Also, it can get into wells and other groundwater supplies, causing problematic contamination. And in some cases, it may scorch plants if use on leaves or stems.
7. Acidic Fertilizer
Containing ammonium sulfate, nitrate, and sulfur urea, an acidic fertilizer, can help you bring that pH level down without causing much harm.
Despite being a fertilizer, however, the ammonium content can be slightly dangerous to plants. If misused, it may cause irreversible damage.
As a fertilizer, it is easy to apply. It also comes in a powdery mix that you can use directly on the soil—no need to dig or mix in the slightest, saving tons of time.
More importantly, it adds fast. Because of that, you can expect excellent pH changes in four weeks or less.
If you can get well-decomposed compost, then you can always pick mulch for the job. This is one of the safest ways to achieve lower pH levels and increase acidity.
The process is simple. You need to spread the mulch on the soil and let it do the job. Generally, it is recommended to use leaves as mulch for their rapid decomposition.
If you want to go for something more practical, an organic mulch mix also gets the job done. Either way, mulch may avoid erosion, add extra nutrients, and retain moisture to give a more fertile soil semblance.
9. Coffee Grounds
You don’t need to ground coffee beans for this. Whatever is left after infusing the coffee will be enough to bring that acidity up. Just pour on top of the soil, mix a bit, and that’s it.
Coffee grounds have an excellent advantage is that they offer tons of nutrients as well. Along with their high level of acidity, coffee grounds can help make your soil more fertile in a month or two.
Like mulch, however, coffee isn’t as fast as other alternatives. But with patience, you can lower the pH level on a budget (while reducing waste from your daily coffee).
10. Sphagnum Peat Moss
Last but not least, you will have sphagnum peat as an excellent alternative. This moss works like a charm on small gardens where you don’t have to spend an eternity applying it.
To make it work, you need to make a thin layer of moss over the soil you want to change, and that’s it. A few weeks and the acidity will start to increase.
What sets it apart is that moss works gradually. You can apply it consistently and get mild pH level changes without overdoing it.
Such safety makes it a renewable option as well. Being a plant itself, you won’t have to worry about any damage.
How to Maintain High Acidity Levels?
Once you start lowering the soil’s pH levels, you’ll find that it eventually rises alone. While re-applying one of the methods above may get the job done, there are other ways to keep that acidity high without any of that. Here are some tips to consider:

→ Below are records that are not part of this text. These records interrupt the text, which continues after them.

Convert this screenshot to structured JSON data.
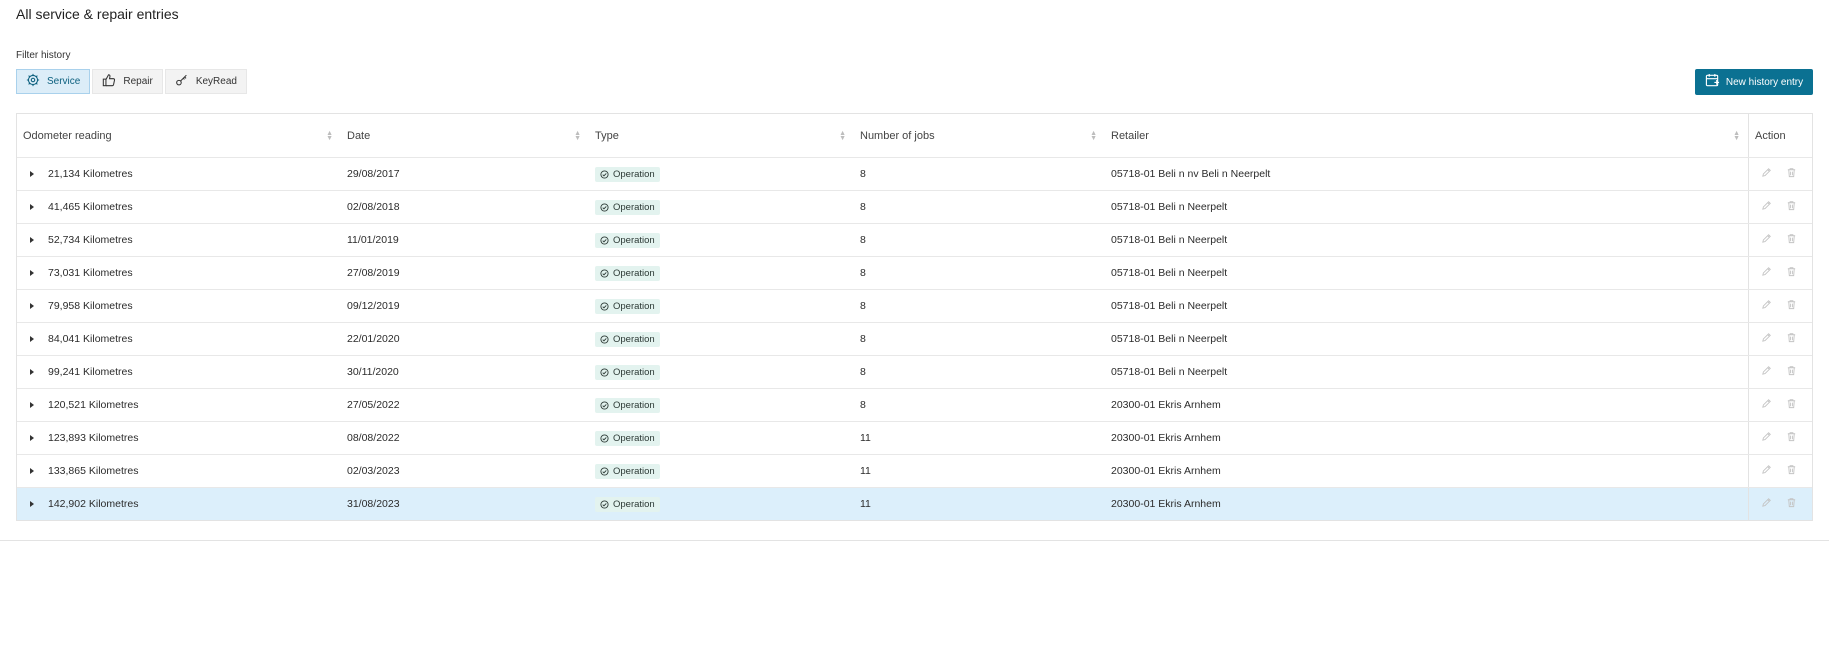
{
  "page": {
    "title": "All service & repair entries"
  },
  "filter": {
    "label": "Filter history",
    "buttons": [
      {
        "label": "Service",
        "icon": "service-gear-icon",
        "active": true
      },
      {
        "label": "Repair",
        "icon": "thumbs-up-icon",
        "active": false
      },
      {
        "label": "KeyRead",
        "icon": "key-icon",
        "active": false
      }
    ]
  },
  "actions": {
    "new_entry_label": "New history entry",
    "new_entry_icon": "calendar-plus-icon"
  },
  "table": {
    "columns": [
      "Odometer reading",
      "Date",
      "Type",
      "Number of jobs",
      "Retailer",
      "Action"
    ],
    "rows": [
      {
        "odometer": "21,134 Kilometres",
        "date": "29/08/2017",
        "type": "Operation",
        "jobs": "8",
        "retailer": "05718-01 Beli n nv Beli n Neerpelt"
      },
      {
        "odometer": "41,465 Kilometres",
        "date": "02/08/2018",
        "type": "Operation",
        "jobs": "8",
        "retailer": "05718-01 Beli n Neerpelt"
      },
      {
        "odometer": "52,734 Kilometres",
        "date": "11/01/2019",
        "type": "Operation",
        "jobs": "8",
        "retailer": "05718-01 Beli n Neerpelt"
      },
      {
        "odometer": "73,031 Kilometres",
        "date": "27/08/2019",
        "type": "Operation",
        "jobs": "8",
        "retailer": "05718-01 Beli n Neerpelt"
      },
      {
        "odometer": "79,958 Kilometres",
        "date": "09/12/2019",
        "type": "Operation",
        "jobs": "8",
        "retailer": "05718-01 Beli n Neerpelt"
      },
      {
        "odometer": "84,041 Kilometres",
        "date": "22/01/2020",
        "type": "Operation",
        "jobs": "8",
        "retailer": "05718-01 Beli n Neerpelt"
      },
      {
        "odometer": "99,241 Kilometres",
        "date": "30/11/2020",
        "type": "Operation",
        "jobs": "8",
        "retailer": "05718-01 Beli n Neerpelt"
      },
      {
        "odometer": "120,521 Kilometres",
        "date": "27/05/2022",
        "type": "Operation",
        "jobs": "8",
        "retailer": "20300-01 Ekris Arnhem"
      },
      {
        "odometer": "123,893 Kilometres",
        "date": "08/08/2022",
        "type": "Operation",
        "jobs": "11",
        "retailer": "20300-01 Ekris Arnhem"
      },
      {
        "odometer": "133,865 Kilometres",
        "date": "02/03/2023",
        "type": "Operation",
        "jobs": "11",
        "retailer": "20300-01 Ekris Arnhem"
      },
      {
        "odometer": "142,902 Kilometres",
        "date": "31/08/2023",
        "type": "Operation",
        "jobs": "11",
        "retailer": "20300-01 Ekris Arnhem",
        "selected": true
      }
    ]
  },
  "colors": {
    "accent": "#0b7192",
    "selected_row": "#dceffb",
    "active_filter": "#dcedf8",
    "badge_bg": "#e3f3ef"
  }
}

- Avoid watering plants with regular tap water from the hose. If your home water supply is hard, filled with all kinds of minerals, it will eventually raise pH levels. Instead, collect rainwater on a rain barrel or reverse osmosis water that doesn’t contain many minerals.
- Ensure a sunny location. Lack of sun rays makes for a perfect area where bacteria can thrive. When this happens, organic matter starts to spread minerals around that increase pH levels. Sunrays keep that from happening.

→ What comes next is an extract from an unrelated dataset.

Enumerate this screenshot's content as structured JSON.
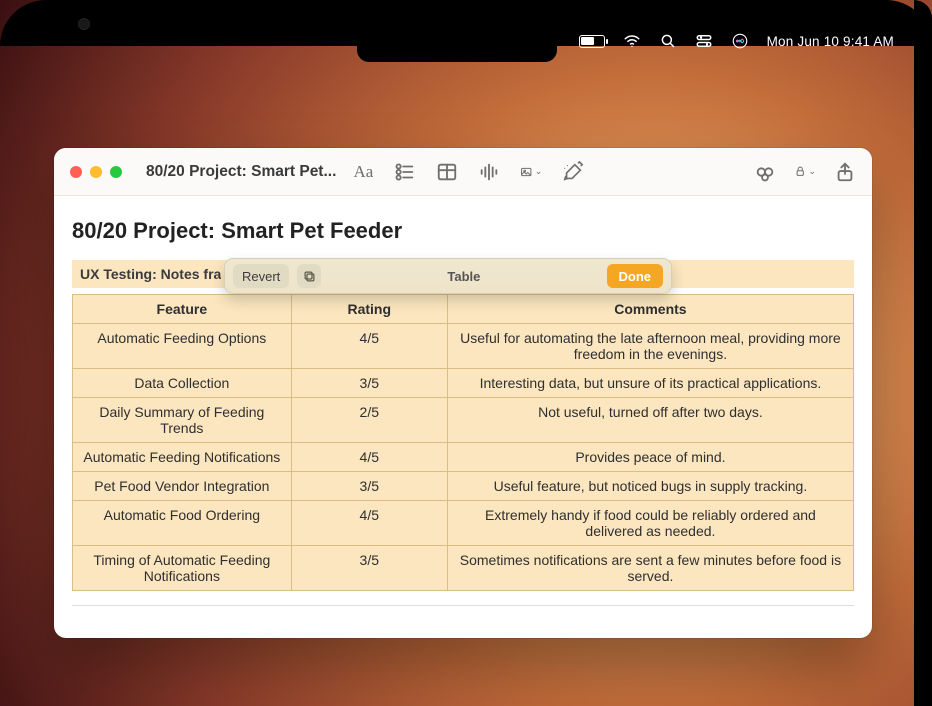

- Reduce humidity. Like constant sun exposure, you’ll want to keep the soil as dry as possible (within a safe range). High humidity will eventually grow bacteria and increase mineral levels that promote alkalinity (opposite of acidity).
- Keeps plants growing in the soil. Believe it or not, plants themselves are excellent acidity risers. When no plants are growing, the pH levels start to rise automatically.
Following these quick tips should be enough to ensure a more acidic soil with no drawbacks over a long period.
So, did you learn how to make soil more acidic? With such a brief yet comprehensive guide, you should be ready to tackle the job.
Be aware that some of these methods can be dangerous to the soil and plants, sometimes even to pets and children. Because of that, you must always follow instructions and apply with care. Otherwise, you may regret it.
No matter how you proceed, follow our advice. These methods are more than adequate, so there’s nothing else to look after. We hope our guide was enough so you can start right away. Get your hands dirty now!